Let’s face it, we’re a nation of procrastinators. From DIY to housework, there are some things we just love not doing.
Now, I’m as guilty as the next person when it comes to putting certain chores at the bottom of my ‘to do’ list. But while a wonky shelf or a dusty mantelpiece aren’t really going to do you any lasting damage if you don’t get round to doing them for another day, or month, or year (or possibly never), continually putting off dealing with your finances is quite different.
Here are three things you must tackle, right now.
1. Don’t put off investing a moment longer
Take two very different people. First there’s Investor A, let’s call them, who diligently invests a lump sum at the start of every tax year. Then there’s Investor B, who is your typical ‘last minute merchant’, leaving it to the eleventh hour to invest just before the tax year ends. Who do you think fares best? Does it, in fact, make any difference at all?
The answer to that is yes, it makes a huge difference when you invest. Figures from Fidelity show that there’s a more than £8,000 difference between the fortunes of Investor A, who invests at the start of the tax year, and Investor B, who leaves it until the last minute1.
Of course, not everyone will have a lump sum at hand to invest at the beginning of each tax year, but it’s worth noting that Investor C, who we haven’t met before, but who invests a regular monthly sum into their ISA, is still over £6,000 better off than Investor B who leaves it to the last minute.
The trick is to start investing now. You don’t need huge sums to get started. You can save as little as £50 a month in hundreds of funds, including our preferred Select 50 funds.

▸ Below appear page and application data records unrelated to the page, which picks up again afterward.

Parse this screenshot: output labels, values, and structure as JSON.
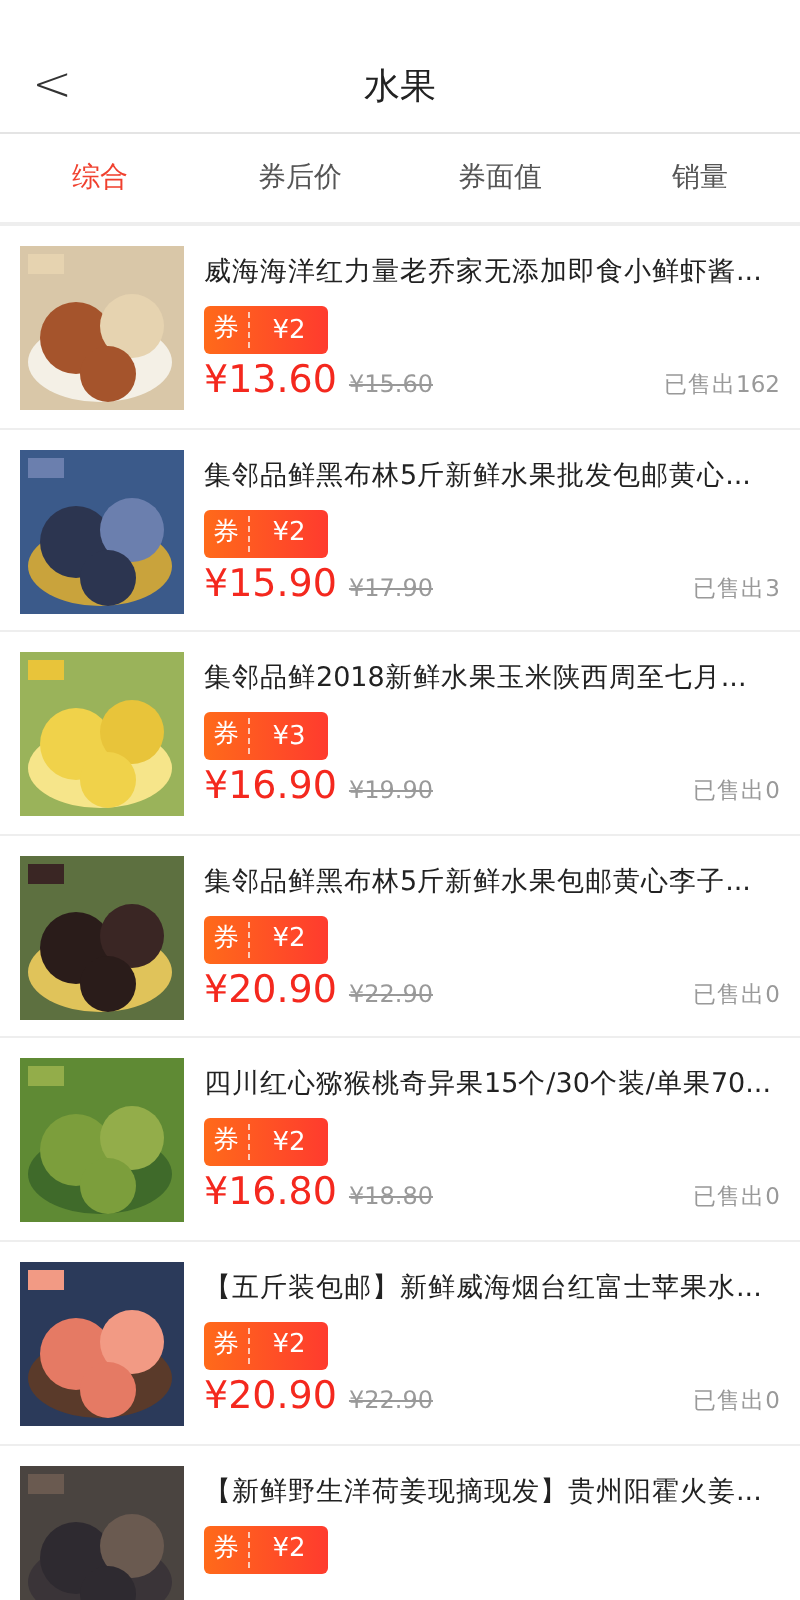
{
  "header": {
    "back": "<",
    "title": "水果"
  },
  "tabs": [
    {
      "label": "综合",
      "selected": true
    },
    {
      "label": "券后价",
      "selected": false
    },
    {
      "label": "券面值",
      "selected": false
    },
    {
      "label": "销量",
      "selected": false
    }
  ],
  "products": [
    {
      "title": "威海海洋红力量老乔家无添加即食小鲜虾酱...",
      "coupon_label": "券",
      "coupon": "¥2",
      "price": "¥13.60",
      "original_price": "¥15.60",
      "sold": "已售出162"
    },
    {
      "title": "集邻品鲜黑布林5斤新鲜水果批发包邮黄心...",
      "coupon_label": "券",
      "coupon": "¥2",
      "price": "¥15.90",
      "original_price": "¥17.90",
      "sold": "已售出3"
    },
    {
      "title": "集邻品鲜2018新鲜水果玉米陕西周至七月...",
      "coupon_label": "券",
      "coupon": "¥3",
      "price": "¥16.90",
      "original_price": "¥19.90",
      "sold": "已售出0"
    },
    {
      "title": "集邻品鲜黑布林5斤新鲜水果包邮黄心李子...",
      "coupon_label": "券",
      "coupon": "¥2",
      "price": "¥20.90",
      "original_price": "¥22.90",
      "sold": "已售出0"
    },
    {
      "title": "四川红心猕猴桃奇异果15个/30个装/单果70...",
      "coupon_label": "券",
      "coupon": "¥2",
      "price": "¥16.80",
      "original_price": "¥18.80",
      "sold": "已售出0"
    },
    {
      "title": "【五斤装包邮】新鲜威海烟台红富士苹果水...",
      "coupon_label": "券",
      "coupon": "¥2",
      "price": "¥20.90",
      "original_price": "¥22.90",
      "sold": "已售出0"
    },
    {
      "title": "【新鲜野生洋荷姜现摘现发】贵州阳霍火姜...",
      "coupon_label": "券",
      "coupon": "¥2"
    }
  ]
}
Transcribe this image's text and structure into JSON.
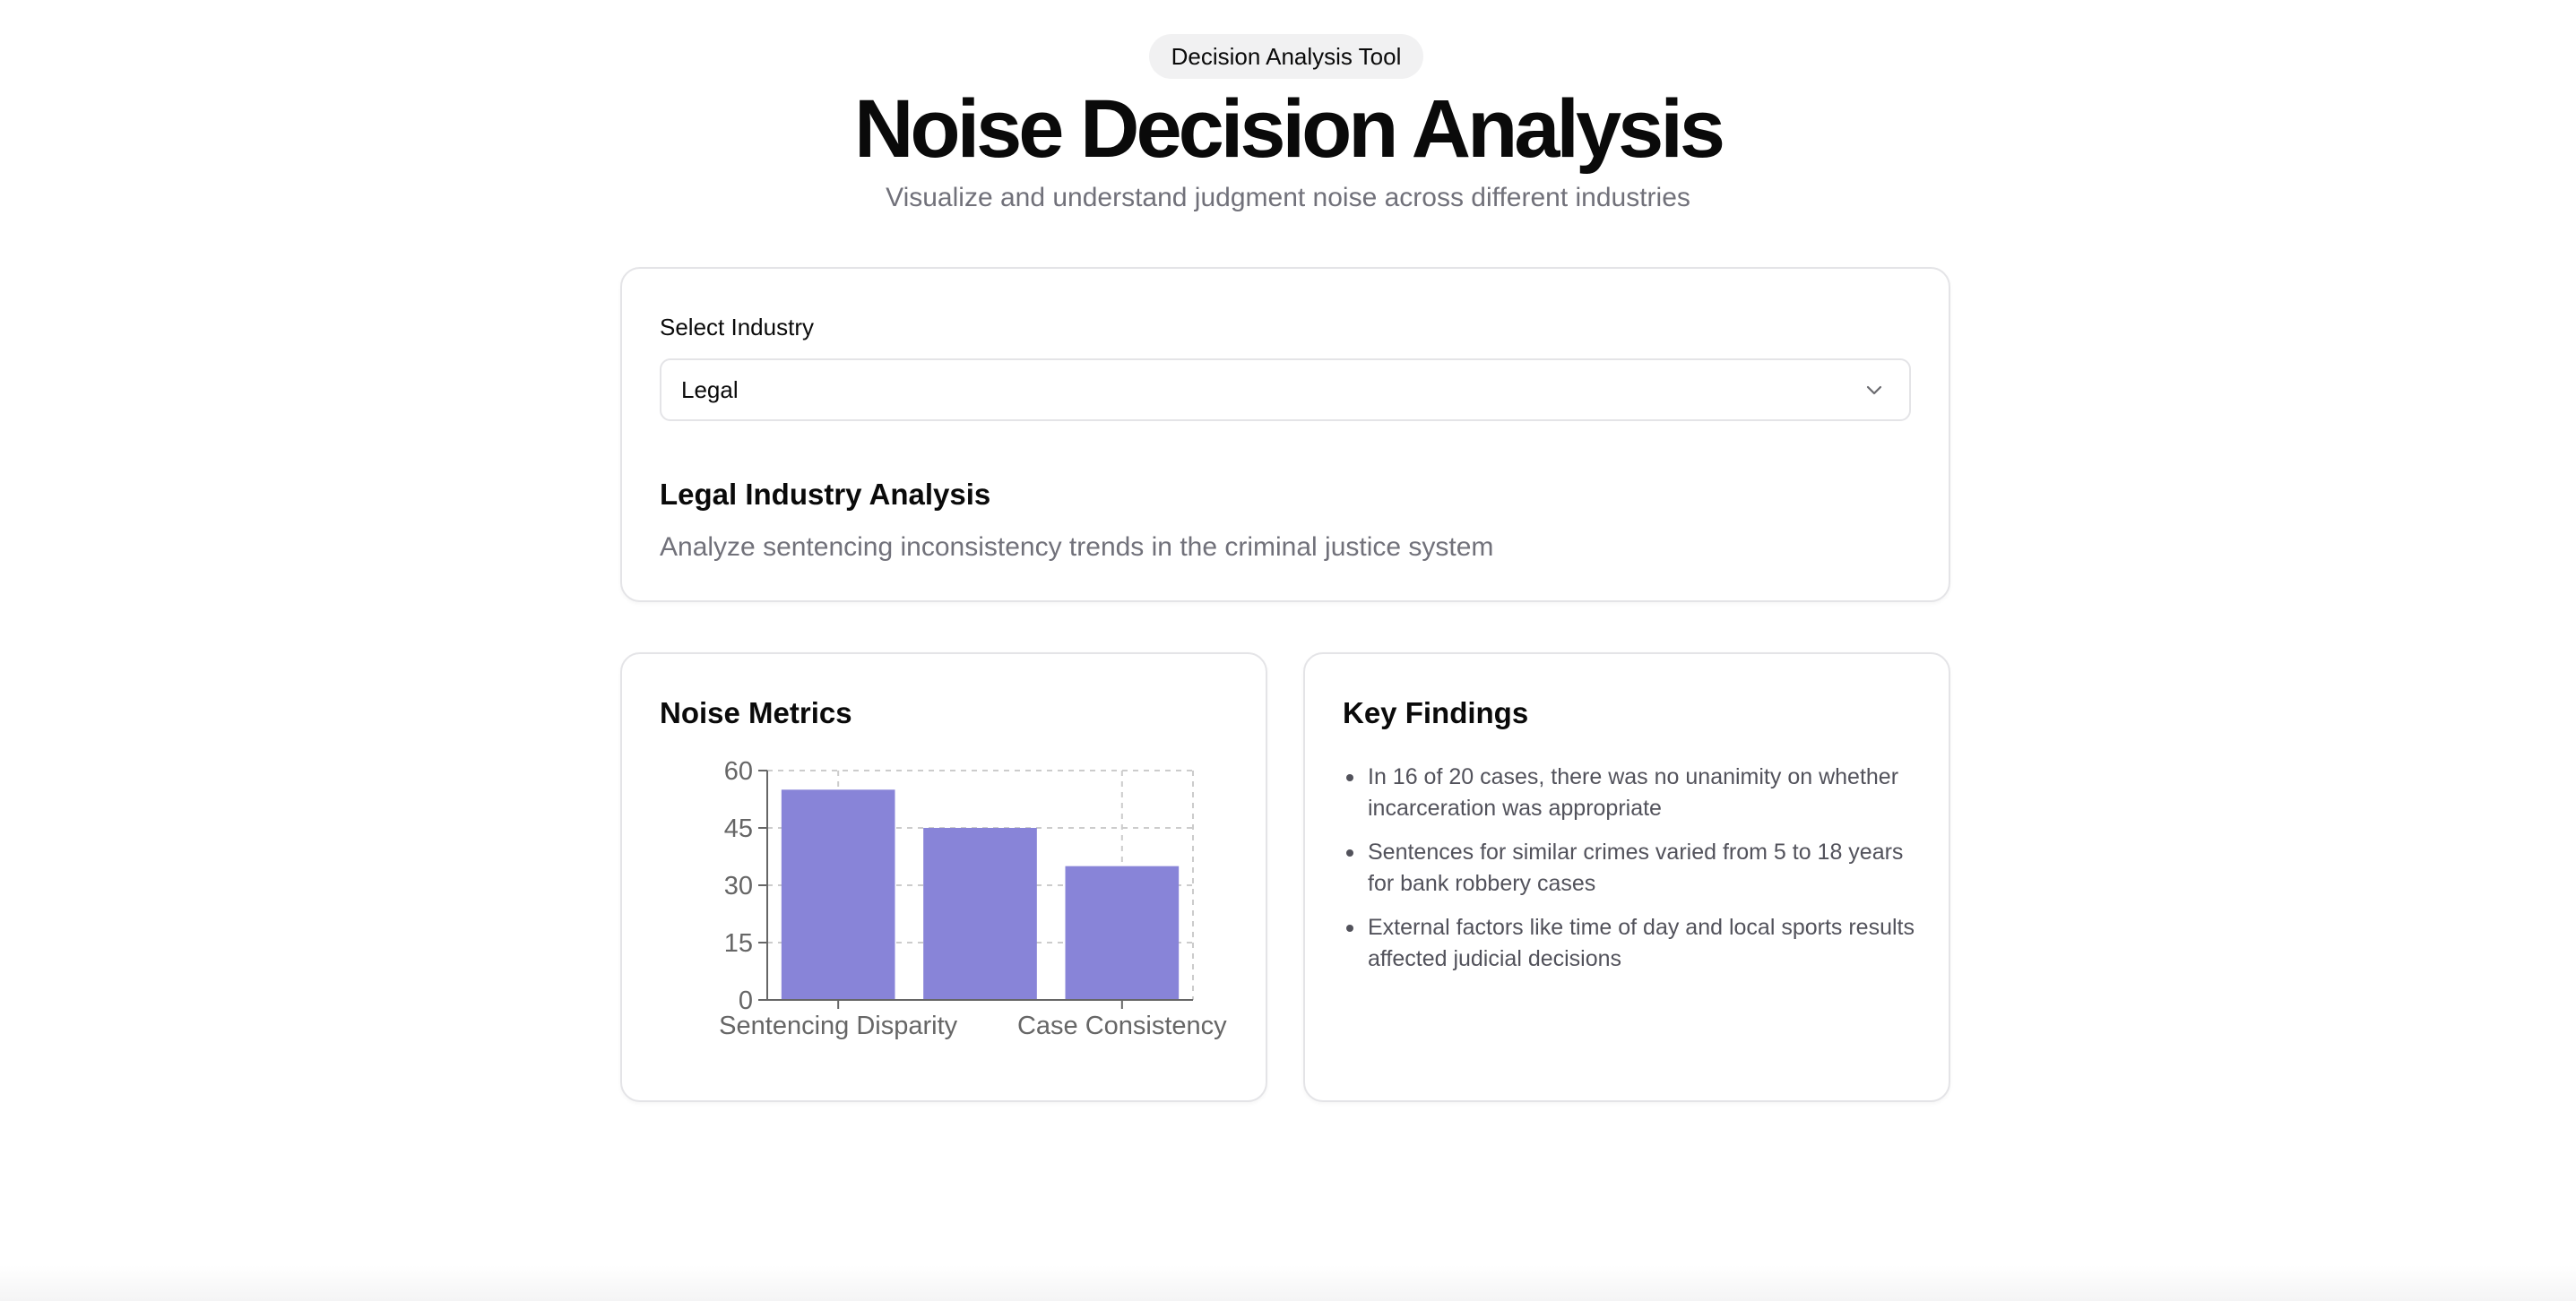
{
  "header": {
    "badge": "Decision Analysis Tool",
    "title": "Noise Decision Analysis",
    "subtitle": "Visualize and understand judgment noise across different industries"
  },
  "industry_select": {
    "label": "Select Industry",
    "value": "Legal"
  },
  "analysis": {
    "heading": "Legal Industry Analysis",
    "description": "Analyze sentencing inconsistency trends in the criminal justice system"
  },
  "metrics": {
    "heading": "Noise Metrics"
  },
  "findings": {
    "heading": "Key Findings",
    "items": [
      "In 16 of 20 cases, there was no unanimity on whether incarceration was appropriate",
      "Sentences for similar crimes varied from 5 to 18 years for bank robbery cases",
      "External factors like time of day and local sports results affected judicial decisions"
    ]
  },
  "colors": {
    "bar": "#8884d8",
    "grid": "#cccccc",
    "axis": "#666666"
  },
  "chart_data": {
    "type": "bar",
    "categories": [
      "Sentencing Disparity",
      "",
      "Case Consistency"
    ],
    "values": [
      55,
      45,
      35
    ],
    "yticks": [
      0,
      15,
      30,
      45,
      60
    ],
    "ylim": [
      0,
      60
    ],
    "grid": true
  }
}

Building a diversified portfolio, including everything from US smaller companies to FTSE 100 giants, gold to bonds and property to emerging markets, means that you can easily spread the risk and increase your chances of better returns, whatever happens.
Make sure you use your ISA allowance as well and shield your gains from the tax man. In the current tax year you can invest up to £15,240 within an ISA.
2. Tidy up your pensions
If you’ve worked for a number of employers over your career, chances are that you’ll have accumulated several pension pots. Having all these pots in one place makes it easier to monitor and manage your pension savings.
While checking your pension might not be a task you exactly relish, at least you can make it a little easier byconsolidating all your pension plans into one pot. Sometimes ‘tidying up’ your pensions can also help you to better focus on your retirement goals.
Make sure you read the small print though as there can be costs involved when moving a pension. Some policies charge you a penalty if you want to access the money before your chosen retirement age.
3. If you haven’t got a pension, start one now
You are never too young to start putting something away for your ‘twilight years’. While that may be decades away, that’s all the more reason to start saving now. The longer your investments have to grow, the better. So start small, but start now.
The government’s auto-enrolment initiative is making joining your company scheme easier. And joining is a no-brainer, especially if your employer contributes to your pension pot. That’s tantamount to a pay rise. You might not be able to get your hands on the money until you’re 55 at the earliest, but your future self will thank you when you do.
If you’re self-employed or not eligible to join a company scheme then opening a personal pension or a SIPP is a good way of utilising the valuable tax perks that come when you save into a pension. HM Revenue & Customs will top-up your contributions at your basic rate of tax. This means you only have to make contributions of £2,880 a year to have a total of £3,600 added to your pension pot. Higher rate taxpayers can claim additional tax back through their self-assessment tax return.
1 Fidelity International, April 2016, based on the full ISA allowance being used each year since the 2005/6 tax year.
The value of investments and the income from them can go down as well as up and investors may not get back the amount invested. Eligibility to invest into an ISA or a SIPP and the value of tax savings depends on personal circumstances and all tax rules may change. You will not be able to withdraw money until you reach age 55 with a SIPP. The Select 50 is not a recommendation to buy or sell a fund. This information does not constitute investment advice and should not be used as the basis for any investment decision nor should it be treated as a recommendation for any investment. Fidelity Personal Investing does not give personal recommendations. If you are unsure about the suitability of an investment, you should speak to an authorised financial adviser.